While it seems fairly straightforward, the actual mechanics of BendDAO’s liquidation and auction structure turn out to be quite complicated. It would take a lot more time and effort to understand BendDAO than is allocated to a typical briefing, so those interested in how it works can check out their docs. Suffice to say, it involves a lot of in-house mathematics used to calculate the “health factors” of the NFTs posted as collateral, which is the central concept in determining liquidations. There are even more complex features as well, including the ability to partially purchase an NFT with a down payment while executing a flash loan on AAVE to cover the rest.
With that complexity comes a heightened level of risk, of course, and high-risk projects in the crypto space seem to have a reliable propensity for imploding spectacularly. As we reported this morning, BendDAO experienced a “bank run” this weekend as several of the NFTs collateralized on its platform either neared or sank below their liquidation threshold. What’s worse, however, is that there seem to be no bidders on the NFTs that have gone to auction, which are required to go for at least the amount of the principal loaned against them.
So things are not going well for BendDAO, and—at the risk of venturing a judgmental opinion—it comes as little surprise. Collateralized loans tend to work well when the collateral is a hard asset with predictable value; images of cartoon artworks that derive their value strictly from the demands of a speculative marketplace, it turns out, are not such hard assets. It may be a controversial opinion, but I think it’s arguable whether or not they should be called “assets” at all.
Look, I get it—the driving force behind the crypto industry is that we have a profoundly novel technology with which we can do all kinds of new and exciting things. But as with anything new and exciting, it’s also easy to get carried away. The fact that developers can write code that makes it possible to collateralize a loan with a digital asset is interesting, innovative, and worth experimenting with.
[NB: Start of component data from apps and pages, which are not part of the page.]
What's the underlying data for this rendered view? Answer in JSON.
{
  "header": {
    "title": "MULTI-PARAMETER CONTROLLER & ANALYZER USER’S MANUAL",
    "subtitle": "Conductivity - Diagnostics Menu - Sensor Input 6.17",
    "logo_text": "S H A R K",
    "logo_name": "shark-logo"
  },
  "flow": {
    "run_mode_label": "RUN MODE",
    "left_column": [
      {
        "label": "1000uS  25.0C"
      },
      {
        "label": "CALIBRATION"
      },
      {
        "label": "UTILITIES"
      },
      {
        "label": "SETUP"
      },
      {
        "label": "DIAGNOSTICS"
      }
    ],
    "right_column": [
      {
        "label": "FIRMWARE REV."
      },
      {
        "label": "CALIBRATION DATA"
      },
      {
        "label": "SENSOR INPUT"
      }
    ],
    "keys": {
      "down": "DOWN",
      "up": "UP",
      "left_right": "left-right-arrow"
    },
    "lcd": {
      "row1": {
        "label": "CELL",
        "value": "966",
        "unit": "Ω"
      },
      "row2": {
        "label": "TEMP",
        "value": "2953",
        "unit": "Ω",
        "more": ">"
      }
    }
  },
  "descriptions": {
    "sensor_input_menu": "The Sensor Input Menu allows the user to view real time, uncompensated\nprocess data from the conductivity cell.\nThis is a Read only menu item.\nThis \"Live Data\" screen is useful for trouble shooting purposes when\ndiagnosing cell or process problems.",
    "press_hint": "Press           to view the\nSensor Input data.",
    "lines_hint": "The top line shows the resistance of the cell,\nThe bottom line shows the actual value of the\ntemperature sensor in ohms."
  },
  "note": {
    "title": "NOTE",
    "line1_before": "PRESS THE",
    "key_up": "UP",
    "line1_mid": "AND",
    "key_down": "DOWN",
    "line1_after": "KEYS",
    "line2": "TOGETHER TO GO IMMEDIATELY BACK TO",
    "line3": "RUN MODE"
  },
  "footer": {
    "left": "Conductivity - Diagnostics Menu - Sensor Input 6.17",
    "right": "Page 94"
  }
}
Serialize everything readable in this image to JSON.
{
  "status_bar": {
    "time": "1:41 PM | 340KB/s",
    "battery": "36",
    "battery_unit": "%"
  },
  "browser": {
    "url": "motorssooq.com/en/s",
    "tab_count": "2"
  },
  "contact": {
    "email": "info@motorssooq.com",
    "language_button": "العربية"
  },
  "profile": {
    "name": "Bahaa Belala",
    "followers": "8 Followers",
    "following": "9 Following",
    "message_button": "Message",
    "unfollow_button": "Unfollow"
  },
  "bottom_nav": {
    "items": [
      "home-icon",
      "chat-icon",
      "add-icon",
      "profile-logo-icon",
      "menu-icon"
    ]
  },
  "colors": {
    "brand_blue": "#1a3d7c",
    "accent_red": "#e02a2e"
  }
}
But charging full steam ahead by letting users pump tons of money into the protocol was probably a mistake.
Disclosure: At the time of writing, the author of this piece owned ETH and several other cryptocurrencies.